Whatever you are doing right now, stop for a moment and read this letter. The article accompanying the letter is fine, as far as it goes, but the gold is in the letter Silas’ father posted on Facebook. The site is not pro-life, so it tries to present options from an “objective” perspective (as if the value of a life could be calculated on an abacus). But, leaving that aside, they have done a great service in publishing this father’s letter. Other sites have “open letters” to doctors from mothers. Naturally, I was attracted to this one because it’s written by a father. He could not have expressed himself more perfectly.
People with Down are becoming extinct. That’s an odd way of speaking of a group of people, I know, but I don’t know how else to say it. The fact is, people with Down syndrome are being systematically identified and exterminated prior to birth. In the United States, the rate of abortion for unborn children diagnosed with Down syndrome is 67%. In Europe, the average is 92%. In Denmark, the abortion rate for unborn children with Down syndrome is 98%, and in the Netherlands, it is 100%. You read that right: 100%. There has been not one child with Down syndrome purposely born in the Netherlands for nine years now. (I say “purposely” because some have slipped through because of the error rate of the test, which means others have been aborted who were incorrectly identified with Down syndrome because the error rate works both ways).
Sadly, the medical community is decidedly behind the extermination of an entire group of people who are determined to be less than perfect.

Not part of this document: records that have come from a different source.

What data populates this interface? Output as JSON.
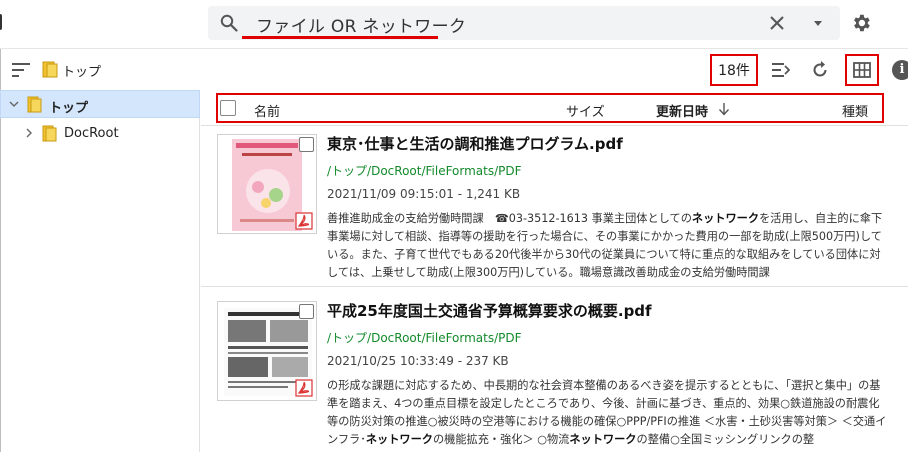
{
  "search": {
    "query": "ファイル OR ネットワーク"
  },
  "toolbar": {
    "breadcrumb": "トップ",
    "result_count": "18件"
  },
  "sidebar": {
    "items": [
      {
        "label": "トップ",
        "selected": true,
        "expanded": true
      },
      {
        "label": "DocRoot",
        "selected": false,
        "expanded": false
      }
    ]
  },
  "table_header": {
    "name": "名前",
    "size": "サイズ",
    "updated": "更新日時",
    "kind": "種類",
    "sort": "descending"
  },
  "results": [
    {
      "title": "東京･仕事と生活の調和推進プログラム.pdf",
      "path": "/トップ/DocRoot/FileFormats/PDF",
      "meta": "2021/11/09 09:15:01 - 1,241 KB",
      "snippet": [
        "善推進助成金の支給労働時間課　﻿☎03-3512-1613 事業主団体としての",
        "ネットワーク",
        "を活用し、自主的に傘下事業場に対して相談、指導等の援助を行った場合に、その事業にかかった費用の一部を助成(上限500万円)している。また、子育て世代でもある20代後半から30代の従業員について特に重点的な取組みをしている団体に対しては、上乗せして助成(上限300万円)している。職場意識改善助成金の支給労働時間課"
      ]
    },
    {
      "title": "平成25年度国土交通省予算概算要求の概要.pdf",
      "path": "/トップ/DocRoot/FileFormats/PDF",
      "meta": "2021/10/25 10:33:49 - 237 KB",
      "snippet": [
        "の形成な課題に対応するため、中長期的な社会資本整備のあるべき姿を提示するとともに、「選択と集中」の基準を踏まえ、4つの重点目標を設定したところであり、今後、計画に基づき、重点的、効果○鉄道施設の耐震化等の防災対策の推進○被災時の空港等における機能の確保○PPP/PFIの推進 ＜水害・土砂災害等対策＞ ＜交通インフラ･",
        "ネットワーク",
        "の機能拡充・強化＞ ○物流",
        "ネットワーク",
        "の整備○全国ミッシングリンクの整"
      ]
    }
  ],
  "colors": {
    "highlight_box": "#e00000",
    "path_green": "#138a2b",
    "selected_bg": "#d4e6fb",
    "folder_yellow": "#f2c230"
  }
}
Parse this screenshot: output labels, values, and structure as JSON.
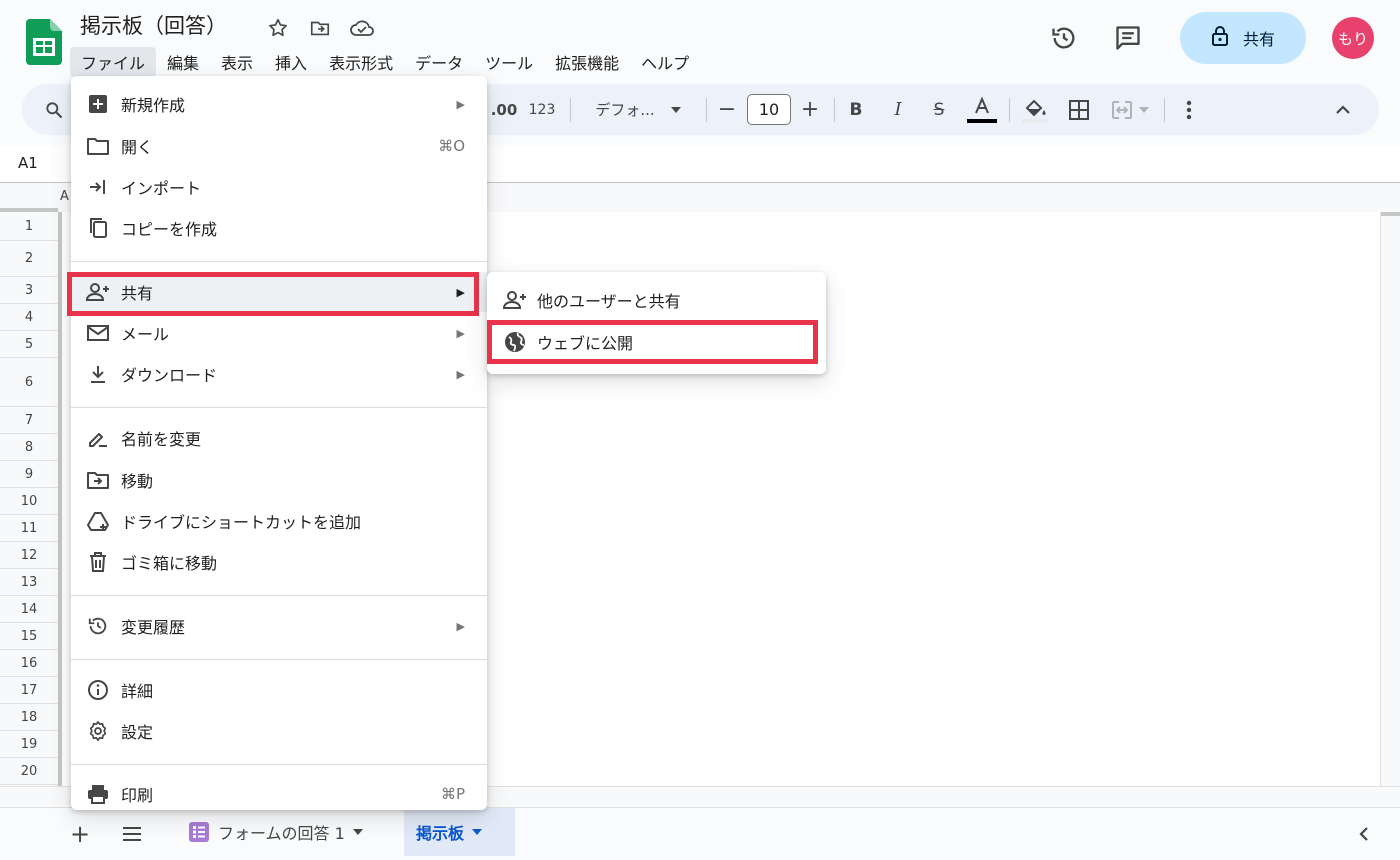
{
  "header": {
    "doc_title": "掲示板（回答）",
    "share_label": "共有",
    "avatar_text": "もり"
  },
  "menubar": [
    "ファイル",
    "編集",
    "表示",
    "挿入",
    "表示形式",
    "データ",
    "ツール",
    "拡張機能",
    "ヘルプ"
  ],
  "toolbar": {
    "decimal_label": ".00",
    "format_123": "123",
    "font_name": "デフォ...",
    "font_size": "10"
  },
  "formula_bar": {
    "cell_ref": "A1"
  },
  "grid": {
    "col_a": "A",
    "rows": [
      "1",
      "2",
      "3",
      "4",
      "5",
      "6",
      "7",
      "8",
      "9",
      "10",
      "11",
      "12",
      "13",
      "14",
      "15",
      "16",
      "17",
      "18",
      "19",
      "20"
    ]
  },
  "file_menu": {
    "items": [
      {
        "label": "新規作成",
        "icon": "add-box-icon"
      },
      {
        "label": "開く",
        "shortcut": "⌘O",
        "icon": "folder-icon"
      },
      {
        "label": "インポート",
        "icon": "import-icon"
      },
      {
        "label": "コピーを作成",
        "icon": "copy-icon"
      },
      {
        "label": "共有",
        "icon": "person-add-icon"
      },
      {
        "label": "メール",
        "icon": "mail-icon"
      },
      {
        "label": "ダウンロード",
        "icon": "download-icon"
      },
      {
        "label": "名前を変更",
        "icon": "rename-icon"
      },
      {
        "label": "移動",
        "icon": "folder-move-icon"
      },
      {
        "label": "ドライブにショートカットを追加",
        "icon": "drive-shortcut-icon"
      },
      {
        "label": "ゴミ箱に移動",
        "icon": "trash-icon"
      },
      {
        "label": "変更履歴",
        "icon": "history-icon"
      },
      {
        "label": "詳細",
        "icon": "info-icon"
      },
      {
        "label": "設定",
        "icon": "gear-icon"
      },
      {
        "label": "印刷",
        "shortcut": "⌘P",
        "icon": "print-icon"
      }
    ]
  },
  "share_submenu": {
    "items": [
      {
        "label": "他のユーザーと共有",
        "icon": "person-add-icon"
      },
      {
        "label": "ウェブに公開",
        "icon": "globe-icon"
      }
    ]
  },
  "sheets": {
    "tabs": [
      {
        "label": "フォームの回答 1"
      },
      {
        "label": "掲示板"
      }
    ]
  },
  "colors": {
    "highlight_box": "#e8334a",
    "share_button": "#c2e7ff",
    "avatar": "#e8416e",
    "active_tab_text": "#0b57d0"
  }
}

Some justify the extermination by a simple cost analysis. People with Down cost more. They place a greater financial burden on their families and on society as a whole, since the cost of care contributes to rising medical costs for everyone, especially in those societies, like Europe, where socialized medicine or single-payer health care is the norm. Others justify the extermination by insisting that the quality of life of a person with Down can never be very high, in spite of all the evidence to the contrary offered by parents and siblings who have a family member with Down and, of course, the people with Down themselves who testify to the high quality of their lives. As the number of people with Down syndrome decreases, so will services to assist people with Down and their families. Eventually, there will be no services at all, and one can even imagine the day that insurance companies and Medicaid and Medicare will refuse to pay out for the care of people with Down. These factors, of course, will be added to the list of reasons why no parents would want to carry a Down pregnancy to term. Add to that the stigmatization of people with Down, as well as of their parents, who will be accused of being cruel for allowing such a one to be born. The pressures will be relentless and, for many, overwhelming.
And who thinks it will stop here? Does anyone imagine that people with Down syndrome will be the only ones targeted for extermination? What happens when geneticists, who now have access to the entire mapped genetic code, are able to identify those genes that diagnose autism, or mental health issues, or sickle cell disease? While some homosexuals are eager to identify a “gay gene” in order to settle the question of the origins of a homosexual orientation in favor of a genetic origin (none has been found so far, and the question of the origins of homosexual orientation remains open), others are less eager, knowing that, should an unborn baby be identified as possessing such a gene, the option to abort will likely be a very popular one. Some states have already passed or considered bills making sex-selection abortion, popular in countries such as China and India, illegal. Yes, there are those in the U. S. of A. who decide to abort because their unborn baby is the wrong sex (and, by “wrong” sex, don’t we almost always mean female?). Is anyone surprised?
And who thinks it will stop there? Once we can justify by any variety of means the extermination of those in the womb who fail to meet the standard of perfection, who’s to say the laser won’t then be targeted at those who fall from that standard later in life? No one pretends anymore that Dr. Jack Kevorkian limited his assistance to those with terminal illnesses. He was happy to kill anyone who asked. Alzheimer may become a thing of the past, and this may be a back door way to defeat cancer. Those who suffer the devastating debilitating effects of motor vehicle accidents or sports injuries may be “offered” the option of medically assisted suicide. All of this can be justified without even working up a sweat, if the measure used is a financial or “quality of life” calculus. Might as well kill everybody, because we’re all going to die of something!
I know the Nazi analogy is overused, but it seems particular appropriate here. The National Socialists argued that the Jews were undermining German society by their unsavory financial dealings and social perversions. Exterminating an entire class of people seemed reasonable when they were successfully stereotyped as a menace to society. It was the right thing to do! Just so, people with Down syndrome are stereotyped as a burden to society generally and their families in particular. It seems reasonable to unburden ourselves of them. After we’ve successfully convinced ourselves that these people simply have no right to be born, that, in fact, we’re doing them a favor by killing them off early, it’s a short leap to do the same to others.
When the Son of Man comes, will he find faith on earth?
Be Christ for all. Bring Christ to all. See Christ in all.